In the US, the typical subscriber now has 4.5 subscriptions — everything from video and movies, retail, and music to home tech, education and food boxes. Subscription services are no longer a ‘nice to have’ but a way of life, something we almost subconsciously commit to.

But while their subscriptions are piling up, so too are people’s concerns about how best to manage them. Over a third (35%) of subscribers claim they don’t actually know how much they are spending on subscriptions, and a similar number (36%) pay for subscriptions they never use.

These are just some of the findings revealed by a major new study from Bango of over 5,000 US subscribers. The latest Subscription Wars report — free to download now — takes the temperature of the subscriptions industry and examines the major factors shaping the present and the future of the sector. It reveals game-changing insights that will prove highly valuable to content providers, telcos and other interested parties looking to make strategic decisions about subscription models.

The full report — Subscription Wars: Super Bundling Awakens — is available to download for free now.

US consumers want control of their subscriptions

What’s clear from the findings is that the subscriptions economy —  which we predicted would go stratospheric in 2024 — is at risk of becoming a victim of its own success.

As people sign up for an ever-expanding ecosystem of content and services, keeping tabs on all their subscriptions is becoming a challenge —  even an irritation. Almost half (49%) of subscribers say they are annoyed they can’t manage their subscriptions in one place, and over two-fifths (44%) say they find it too hard to keep track of where and how they even signed up for them.

The study reveals that for subscribers, the ideal prize is the ability to be in control — and have flexibility over — what subscriptions they have at their disposal.

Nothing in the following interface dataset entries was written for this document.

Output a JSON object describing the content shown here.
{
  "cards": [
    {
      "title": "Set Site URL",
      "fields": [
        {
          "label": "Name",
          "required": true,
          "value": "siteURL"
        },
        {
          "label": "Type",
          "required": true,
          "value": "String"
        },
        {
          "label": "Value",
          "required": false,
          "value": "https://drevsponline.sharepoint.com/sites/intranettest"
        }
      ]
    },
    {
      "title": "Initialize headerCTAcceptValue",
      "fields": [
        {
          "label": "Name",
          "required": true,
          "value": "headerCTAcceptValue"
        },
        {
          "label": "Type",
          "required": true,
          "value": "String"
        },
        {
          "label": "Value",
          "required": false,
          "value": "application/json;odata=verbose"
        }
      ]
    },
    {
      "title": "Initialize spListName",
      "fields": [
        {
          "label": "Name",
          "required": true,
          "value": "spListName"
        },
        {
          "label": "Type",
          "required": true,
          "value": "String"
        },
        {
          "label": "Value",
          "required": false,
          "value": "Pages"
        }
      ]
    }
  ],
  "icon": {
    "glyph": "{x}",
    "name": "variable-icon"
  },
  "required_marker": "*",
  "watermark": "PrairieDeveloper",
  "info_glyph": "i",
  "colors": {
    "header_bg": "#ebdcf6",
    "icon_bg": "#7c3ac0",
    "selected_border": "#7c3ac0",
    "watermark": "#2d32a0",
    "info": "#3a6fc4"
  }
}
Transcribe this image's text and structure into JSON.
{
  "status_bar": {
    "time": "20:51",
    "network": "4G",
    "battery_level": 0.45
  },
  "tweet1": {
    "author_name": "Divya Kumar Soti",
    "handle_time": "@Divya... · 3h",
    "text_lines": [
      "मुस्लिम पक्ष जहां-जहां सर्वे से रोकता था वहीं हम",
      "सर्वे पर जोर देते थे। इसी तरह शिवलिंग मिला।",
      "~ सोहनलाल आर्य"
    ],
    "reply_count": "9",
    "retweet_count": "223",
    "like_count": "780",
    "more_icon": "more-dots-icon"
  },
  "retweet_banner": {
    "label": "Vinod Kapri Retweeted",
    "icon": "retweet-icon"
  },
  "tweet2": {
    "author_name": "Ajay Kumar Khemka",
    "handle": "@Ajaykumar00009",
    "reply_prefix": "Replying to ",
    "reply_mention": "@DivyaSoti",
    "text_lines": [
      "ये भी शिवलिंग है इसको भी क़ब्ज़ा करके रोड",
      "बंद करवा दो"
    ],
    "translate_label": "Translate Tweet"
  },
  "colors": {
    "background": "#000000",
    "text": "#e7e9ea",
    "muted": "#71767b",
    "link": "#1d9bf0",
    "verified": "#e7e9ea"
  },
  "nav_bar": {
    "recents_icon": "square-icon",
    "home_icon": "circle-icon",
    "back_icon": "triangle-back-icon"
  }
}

Nearly three-quarters of US subscribers (73%) want to access and manage all of their subscriptions, while 69% say they prefer being able to pick and choose their own combination of deals rather than a pre-packaged bundle.

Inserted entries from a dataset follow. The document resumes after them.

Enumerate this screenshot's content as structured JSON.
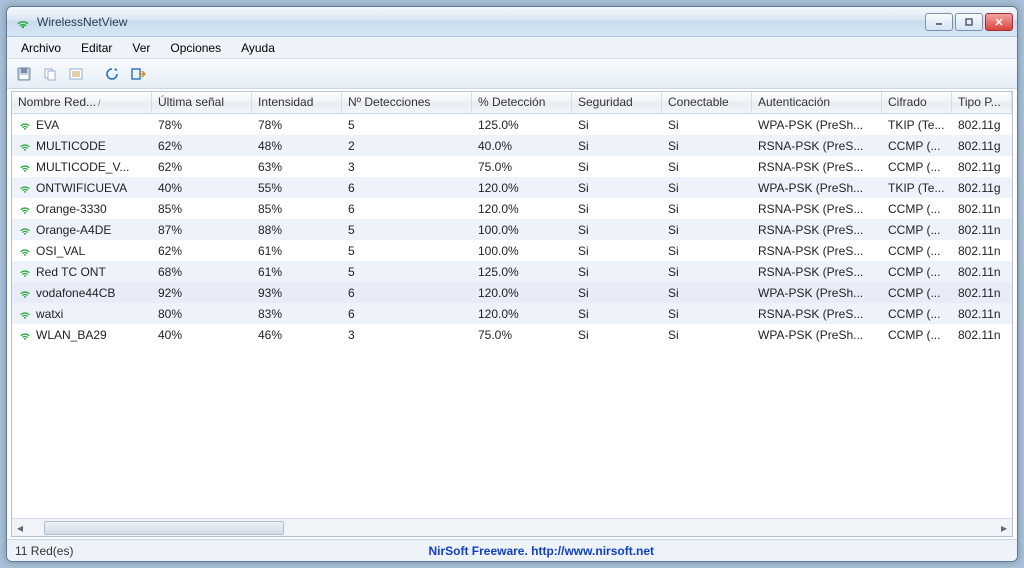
{
  "window": {
    "title": "WirelessNetView"
  },
  "menu": {
    "items": [
      "Archivo",
      "Editar",
      "Ver",
      "Opciones",
      "Ayuda"
    ]
  },
  "toolbar": {
    "buttons": [
      "save-icon",
      "copy-icon",
      "properties-icon",
      "refresh-icon",
      "exit-icon"
    ]
  },
  "columns": [
    "Nombre Red...",
    "Última señal",
    "Intensidad",
    "Nº Detecciones",
    "% Detección",
    "Seguridad",
    "Conectable",
    "Autenticación",
    "Cifrado",
    "Tipo P..."
  ],
  "sort_indicator": "/",
  "rows": [
    {
      "alt": false,
      "cells": [
        "EVA",
        "78%",
        "78%",
        "5",
        "125.0%",
        "Si",
        "Si",
        "WPA-PSK (PreSh...",
        "TKIP (Te...",
        "802.11g"
      ]
    },
    {
      "alt": true,
      "cells": [
        "MULTICODE",
        "62%",
        "48%",
        "2",
        "40.0%",
        "Si",
        "Si",
        "RSNA-PSK (PreS...",
        "CCMP (...",
        "802.11g"
      ]
    },
    {
      "alt": false,
      "cells": [
        "MULTICODE_V...",
        "62%",
        "63%",
        "3",
        "75.0%",
        "Si",
        "Si",
        "RSNA-PSK (PreS...",
        "CCMP (...",
        "802.11g"
      ]
    },
    {
      "alt": true,
      "cells": [
        "ONTWIFICUEVA",
        "40%",
        "55%",
        "6",
        "120.0%",
        "Si",
        "Si",
        "WPA-PSK (PreSh...",
        "TKIP (Te...",
        "802.11g"
      ]
    },
    {
      "alt": false,
      "cells": [
        "Orange-3330",
        "85%",
        "85%",
        "6",
        "120.0%",
        "Si",
        "Si",
        "RSNA-PSK (PreS...",
        "CCMP (...",
        "802.11n"
      ]
    },
    {
      "alt": true,
      "cells": [
        "Orange-A4DE",
        "87%",
        "88%",
        "5",
        "100.0%",
        "Si",
        "Si",
        "RSNA-PSK (PreS...",
        "CCMP (...",
        "802.11n"
      ]
    },
    {
      "alt": false,
      "cells": [
        "OSI_VAL",
        "62%",
        "61%",
        "5",
        "100.0%",
        "Si",
        "Si",
        "RSNA-PSK (PreS...",
        "CCMP (...",
        "802.11n"
      ]
    },
    {
      "alt": true,
      "cells": [
        "Red TC ONT",
        "68%",
        "61%",
        "5",
        "125.0%",
        "Si",
        "Si",
        "RSNA-PSK (PreS...",
        "CCMP (...",
        "802.11n"
      ]
    },
    {
      "alt": false,
      "sel": true,
      "cells": [
        "vodafone44CB",
        "92%",
        "93%",
        "6",
        "120.0%",
        "Si",
        "Si",
        "WPA-PSK (PreSh...",
        "CCMP (...",
        "802.11n"
      ]
    },
    {
      "alt": true,
      "cells": [
        "watxi",
        "80%",
        "83%",
        "6",
        "120.0%",
        "Si",
        "Si",
        "RSNA-PSK (PreS...",
        "CCMP (...",
        "802.11n"
      ]
    },
    {
      "alt": false,
      "cells": [
        "WLAN_BA29",
        "40%",
        "46%",
        "3",
        "75.0%",
        "Si",
        "Si",
        "WPA-PSK (PreSh...",
        "CCMP (...",
        "802.11n"
      ]
    }
  ],
  "status": {
    "count_label": "11 Red(es)",
    "credit_text": "NirSoft Freeware.  http://www.nirsoft.net"
  },
  "colors": {
    "wifi_icon": "#2aa83a"
  }
}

The report offers further findings and expert insight around this issue, including details of just how far subscribers are willing to go to achieve this level of flexibility. For example, six in ten (61%) say they would pay a higher monthly mobile/internet bill if subscriptions were bundled in a way that offered such flexibility and transparency. For more on this read here.

Super Bundling: the ideal solution

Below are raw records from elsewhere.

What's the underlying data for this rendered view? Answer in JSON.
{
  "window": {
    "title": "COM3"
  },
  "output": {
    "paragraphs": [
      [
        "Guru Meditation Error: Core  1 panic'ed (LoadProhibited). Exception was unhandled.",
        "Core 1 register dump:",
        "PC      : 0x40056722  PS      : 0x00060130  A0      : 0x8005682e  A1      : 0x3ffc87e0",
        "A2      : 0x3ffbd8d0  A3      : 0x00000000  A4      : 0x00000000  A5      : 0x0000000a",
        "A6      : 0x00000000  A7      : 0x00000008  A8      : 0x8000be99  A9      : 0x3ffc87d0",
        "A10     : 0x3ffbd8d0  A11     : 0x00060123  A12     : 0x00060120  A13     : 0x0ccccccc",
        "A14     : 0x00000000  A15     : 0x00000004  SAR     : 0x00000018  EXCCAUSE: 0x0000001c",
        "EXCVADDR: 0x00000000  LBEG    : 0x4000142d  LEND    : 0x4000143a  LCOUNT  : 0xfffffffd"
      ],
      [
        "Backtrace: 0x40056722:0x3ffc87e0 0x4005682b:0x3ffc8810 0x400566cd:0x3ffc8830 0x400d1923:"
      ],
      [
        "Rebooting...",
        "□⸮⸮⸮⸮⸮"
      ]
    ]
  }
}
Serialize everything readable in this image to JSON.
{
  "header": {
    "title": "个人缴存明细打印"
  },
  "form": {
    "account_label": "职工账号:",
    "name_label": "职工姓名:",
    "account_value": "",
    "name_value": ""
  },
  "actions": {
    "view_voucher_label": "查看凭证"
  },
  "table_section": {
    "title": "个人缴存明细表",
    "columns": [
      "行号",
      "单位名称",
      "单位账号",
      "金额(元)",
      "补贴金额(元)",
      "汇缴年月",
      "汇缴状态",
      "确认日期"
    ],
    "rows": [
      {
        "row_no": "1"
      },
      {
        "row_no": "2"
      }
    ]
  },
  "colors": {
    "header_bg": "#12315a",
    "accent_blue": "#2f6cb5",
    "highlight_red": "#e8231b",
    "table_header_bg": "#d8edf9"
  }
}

What the study reveals is that subscribers are looking for a solution that addresses their concerns over how to manage the admin of multiple subscriptions and their appetite for services.

Almost half (47%) would sign up to more subscriptions if they had a content hub available, and 54% would spend more time using those subscriptions if they had access to such a hub. A further 46% say they’d actually leave their current TV, broadband or mobile provider if this service became available elsewhere.

As our CEO, Paul Larbey, comments:

“Subscribers want to jump between different content and services but they don’t want the admin headache of managing multiple accounts and paying multiple bills. With the rise of Super Bundling in 2024, we’re expecting to see that headache disappear.

“At the same time, these all-in-one platforms will help drive new revenue for cell phone providers and allow subscription services to share users rather than fighting over them. It’s a win-win scenario for businesses and subscribers alike.”

To read the full details of these, and many more issues relating to the US subscriber economy, you can download your free copy of Subscription Wars: Super Bundling Awakens here